By Sheldon Greaves
The year was 2004. We were living in New England, and the buzz was building about the upcoming transit of Venus, which would be repeated in 2012. Things were busy, the usual scramble to find work, make a living, and keep from going crazy in the meantime. I had picked somewhere a pair of special filters mounted in cardboard eyewear frames that would let me safely observe the transit without frying my retinas over easy. As the day drew closer, the weather looked iffy, but the chances of seeing something were still there.
For any number of reasons, most of which have faded from recollection, I decided not to get in the car and seek a place with a view of the right part of the sky, and try to see this rare event. That was a mistake. Not because there was a great view or because anything happened other than what was supposed to, but it was a failure on my part to give my own curiosity a poke when it needed one.
I kicked myself for months afterwards about that, and held on to those glasses because there was an opportunity for redemption eight years later. I tend to have a pretty long planning horizon. 2012 drew on, and Denise and I planned that we would make a day of it, no matter what, and hound this event like paparazzi chasing a rock star. Life is was chaotic, for many of the same reasons plus a few new ones. Starting literally with telescope and cameras set up in our front yard, we shot hundreds of frames, then moved to a rest stop along highway 280, and gradually to the balcony of some friends that offers a mostly unobstructed view of the ocean horizon. It was exhausting, intense, and utterly rewarding. I even used those goofy glasses briefly, perhaps as a small act of contrition.
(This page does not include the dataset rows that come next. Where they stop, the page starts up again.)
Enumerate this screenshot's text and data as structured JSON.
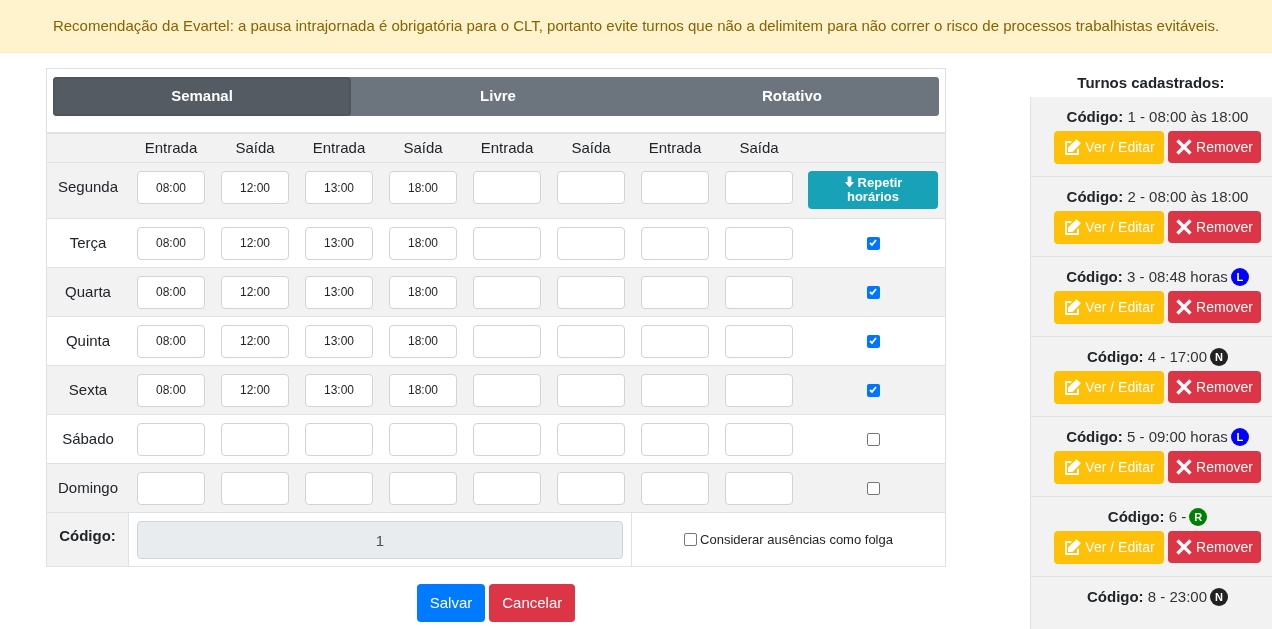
{
  "alert": {
    "text": "Recomendação da Evartel: a pausa intrajornada é obrigatória para o CLT, portanto evite turnos que não a delimitem para não correr o risco de processos trabalhistas evitáveis."
  },
  "tabs": [
    {
      "label": "Semanal",
      "selected": true
    },
    {
      "label": "Livre",
      "selected": false
    },
    {
      "label": "Rotativo",
      "selected": false
    }
  ],
  "schedule": {
    "columns": [
      "Entrada",
      "Saída",
      "Entrada",
      "Saída",
      "Entrada",
      "Saída",
      "Entrada",
      "Saída"
    ],
    "rows": [
      {
        "day": "Segunda",
        "times": [
          "08:00",
          "12:00",
          "13:00",
          "18:00"
        ],
        "kind": "button",
        "button_label": "Repetir horários"
      },
      {
        "day": "Terça",
        "times": [
          "08:00",
          "12:00",
          "13:00",
          "18:00"
        ],
        "kind": "checkbox",
        "checked": true
      },
      {
        "day": "Quarta",
        "times": [
          "08:00",
          "12:00",
          "13:00",
          "18:00"
        ],
        "kind": "checkbox",
        "checked": true
      },
      {
        "day": "Quinta",
        "times": [
          "08:00",
          "12:00",
          "13:00",
          "18:00"
        ],
        "kind": "checkbox",
        "checked": true
      },
      {
        "day": "Sexta",
        "times": [
          "08:00",
          "12:00",
          "13:00",
          "18:00"
        ],
        "kind": "checkbox",
        "checked": true
      },
      {
        "day": "Sábado",
        "times": [],
        "kind": "checkbox",
        "checked": false
      },
      {
        "day": "Domingo",
        "times": [],
        "kind": "checkbox",
        "checked": false
      }
    ]
  },
  "code": {
    "label": "Código:",
    "value": "1"
  },
  "absence_option": {
    "label": "Considerar ausências como folga",
    "checked": false
  },
  "buttons": {
    "save": "Salvar",
    "cancel": "Cancelar"
  },
  "sidebar": {
    "title": "Turnos cadastrados:",
    "shifts": [
      {
        "code_label": "Código:",
        "text": "1 - 08:00 às 18:00",
        "edit": "Ver / Editar",
        "remove": "Remover"
      },
      {
        "code_label": "Código:",
        "text": "2 - 08:00 às 18:00",
        "edit": "Ver / Editar",
        "remove": "Remover"
      },
      {
        "code_label": "Código:",
        "text": "3 - 08:48 horas",
        "badge": {
          "letter": "L",
          "color": "#0000ff"
        },
        "edit": "Ver / Editar",
        "remove": "Remover"
      },
      {
        "code_label": "Código:",
        "text": "4 - 17:00",
        "badge": {
          "letter": "N",
          "color": "#212121"
        },
        "edit": "Ver / Editar",
        "remove": "Remover"
      },
      {
        "code_label": "Código:",
        "text": "5 - 09:00 horas",
        "badge": {
          "letter": "L",
          "color": "#0000ff"
        },
        "edit": "Ver / Editar",
        "remove": "Remover"
      },
      {
        "code_label": "Código:",
        "text": "6 -",
        "badge": {
          "letter": "R",
          "color": "#008000"
        },
        "edit": "Ver / Editar",
        "remove": "Remover"
      },
      {
        "code_label": "Código:",
        "text": "8 - 23:00",
        "badge": {
          "letter": "N",
          "color": "#212121"
        }
      }
    ]
  }
}
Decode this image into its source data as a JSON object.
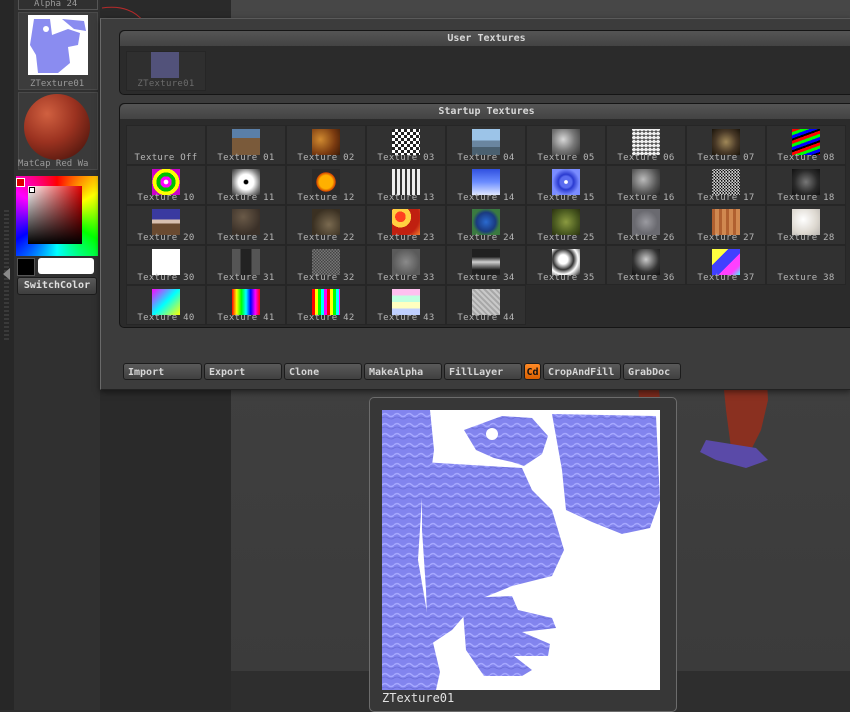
{
  "left_panel": {
    "alpha_label": "Alpha 24",
    "texture_label": "ZTexture01",
    "material_label": "MatCap Red Wa",
    "switch_color_label": "SwitchColor",
    "colors": {
      "main": "#ffffff",
      "secondary": "#000000"
    }
  },
  "user_textures": {
    "title": "User Textures",
    "items": [
      {
        "label": "ZTexture01"
      }
    ]
  },
  "startup_textures": {
    "title": "Startup Textures",
    "items": [
      {
        "label": "Texture Off"
      },
      {
        "label": "Texture 01"
      },
      {
        "label": "Texture 02"
      },
      {
        "label": "Texture 03"
      },
      {
        "label": "Texture 04"
      },
      {
        "label": "Texture 05"
      },
      {
        "label": "Texture 06"
      },
      {
        "label": "Texture 07"
      },
      {
        "label": "Texture 08"
      },
      {
        "label": "Texture 10"
      },
      {
        "label": "Texture 11"
      },
      {
        "label": "Texture 12"
      },
      {
        "label": "Texture 13"
      },
      {
        "label": "Texture 14"
      },
      {
        "label": "Texture 15"
      },
      {
        "label": "Texture 16"
      },
      {
        "label": "Texture 17"
      },
      {
        "label": "Texture 18"
      },
      {
        "label": "Texture 20"
      },
      {
        "label": "Texture 21"
      },
      {
        "label": "Texture 22"
      },
      {
        "label": "Texture 23"
      },
      {
        "label": "Texture 24"
      },
      {
        "label": "Texture 25"
      },
      {
        "label": "Texture 26"
      },
      {
        "label": "Texture 27"
      },
      {
        "label": "Texture 28"
      },
      {
        "label": "Texture 30"
      },
      {
        "label": "Texture 31"
      },
      {
        "label": "Texture 32"
      },
      {
        "label": "Texture 33"
      },
      {
        "label": "Texture 34"
      },
      {
        "label": "Texture 35"
      },
      {
        "label": "Texture 36"
      },
      {
        "label": "Texture 37"
      },
      {
        "label": "Texture 38"
      },
      {
        "label": "Texture 40"
      },
      {
        "label": "Texture 41"
      },
      {
        "label": "Texture 42"
      },
      {
        "label": "Texture 43"
      },
      {
        "label": "Texture 44"
      }
    ]
  },
  "actions": {
    "import": "Import",
    "export": "Export",
    "clone": "Clone",
    "make_alpha": "MakeAlpha",
    "fill_layer": "FillLayer",
    "cd": "Cd",
    "crop_and_fill": "CropAndFill",
    "grab_doc": "GrabDoc"
  },
  "preview": {
    "label": "ZTexture01"
  },
  "accent_colors": {
    "cd_button": "#f07a10",
    "normal_map": "#8a8cf0"
  }
}
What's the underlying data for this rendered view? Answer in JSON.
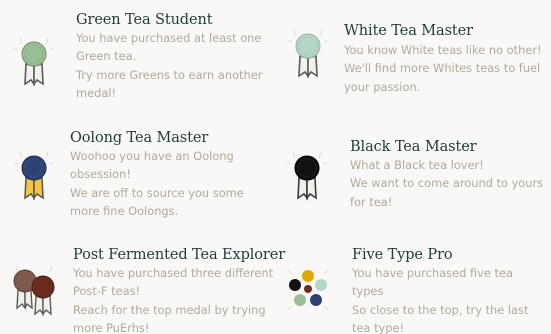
{
  "medals": [
    {
      "title": "Green Tea Student",
      "line1": "You have purchased at least one Green tea.",
      "line2": "Try more Greens to earn another medal!",
      "icon": "green-medal-icon",
      "color": "#9bbf95"
    },
    {
      "title": "White Tea Master",
      "line1": "You know White teas like no other!",
      "line2": "We'll find more Whites teas to fuel your passion.",
      "icon": "white-medal-icon",
      "color": "#b3d6c6"
    },
    {
      "title": "Oolong Tea Master",
      "line1": "Woohoo you have an Oolong obsession!",
      "line2": "We are off to source you some more fine Oolongs.",
      "icon": "oolong-medal-icon",
      "color": "#2f4275"
    },
    {
      "title": "Black Tea Master",
      "line1": "What a Black tea lover!",
      "line2": "We want to come around to yours for tea!",
      "icon": "black-medal-icon",
      "color": "#111111"
    },
    {
      "title": "Post Fermented Tea Explorer",
      "line1": "You have purchased three different Post-F teas!",
      "line2": "Reach for the top medal by trying more PuErhs!",
      "icon": "post-fermented-medal-icon",
      "color": "#6b2a1e"
    },
    {
      "title": "Five Type Pro",
      "line1": "You have purchased five tea types",
      "line2": "So close to the top, try the last tea type!",
      "icon": "five-type-medal-icon",
      "color": "#e0a800"
    }
  ]
}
When something like the coming comet ISON blows through the neighborhood, it’s easy to think, “Oh, I’m sure another once-in-a-lifetime comet will show up soon enough” and, given the press’ penchant for hyperbole about all things astronomical, that may be true. However, it is unimportant. It’s not enough to look at the reports and photos. If you can get a view, do it. Even if you don’t have any equipment more fancy than the Mark I Eyeball. Not an astronomer? It’s time you stuck a toe in those waters. No telescope? Use an ordinary camera. No camera? Make a sketch with notes. Do something to mark it in your mind, and then use that as a jumping off point to learn whatever else you can about it.
We’ve posted information on how to and where to look. We’re going to make a go of it, and I hope you do, too.